The study, “Surface, Aerosol and Meteorological Controls on Arctic Boundary Layer Clouds: Observations and Simulations from MOSAiC and COMBLE,” will take a deeper dive into cloud data collected from the polar research ship Polarstern for the Multidisciplinary Drifting Observatory for the Study of Arctic Climate. Data collected from two locations in Norway, Bear Island and Andenes, during the research study, “Cold-Air Outbreaks in the Marine Boundary Layer Experiment,” or COMBLE, will also be examined. These two meteorological campaigns have collected some of the most extensive datasets to date for testing hypotheses on the role of clouds in the Arctic system. 

Dzambo said this new study will contribute valuable knowledge toward improved representation of clouds in numerous Earth system models. 

“We hope to leverage a state-of-the-art model that is important in understanding cloud evolution, particularly when liquid and ice crystals interact to form clouds. Meteorological controls, aerosol influences and atmospheric boundary layers play a role in how all clouds are formed and how that impacts our climate and weather systems,” Dzambo said. 

Greg McFarquhar, Ph.D., CIWRO director and professor in the OU School of Meteorology, said interactions between clouds and aerosols, or tiny particles that contribute to cloud formation, can provide clues to the amount of surface warming that occurs, which can be compared to the effects of greenhouse gases. 

“The most fundamental and complex problems in climate and weather research today are our poor understanding of the basic properties of clouds and our inability to determine quantitatively the many effects cloud processes have on weather and climate,” said McFarquhar, the co-principal investigator on the project. 

“The planned work continues the fundamental research on how clouds in polar regions evolve depending on surface, meteorological and aerosol conditions,” he added. “The understanding that we gain from this Arctic study will complement studies we are just finishing that have examined the properties of clouds over the Southern Ocean and their representation in Earth system models.”  

Researchers from the National Center for Atmospheric Research will partner as co-investigators on the study.
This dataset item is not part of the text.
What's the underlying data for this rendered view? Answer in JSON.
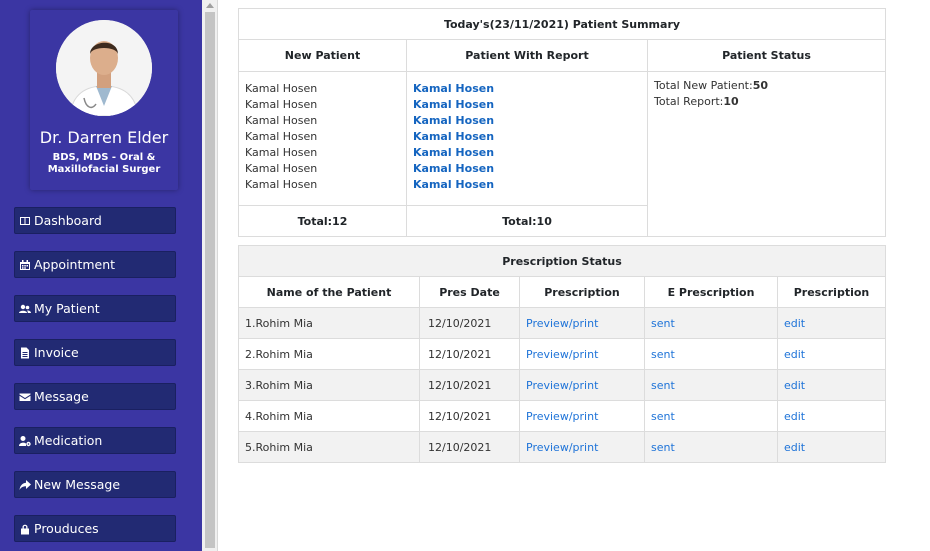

Researchers from the University of Colorado, Washington University in St. Louis and University of Hyogo in Japan will serve as collaborators. 

Dzambo and McFarquhar also recently participated in an extensive cloud study, the Experiment of Sea Breeze Convection, Aerosols, Precipitation and Environment, or ESCAPE campaign. The Houston field study investigated the influences of meteorology, dynamics, mixing and aerosols on the structure and evolution of convective cells. Funded by the National Science Foundation, the campaign involved collaboration with more than 10 universities and government agencies.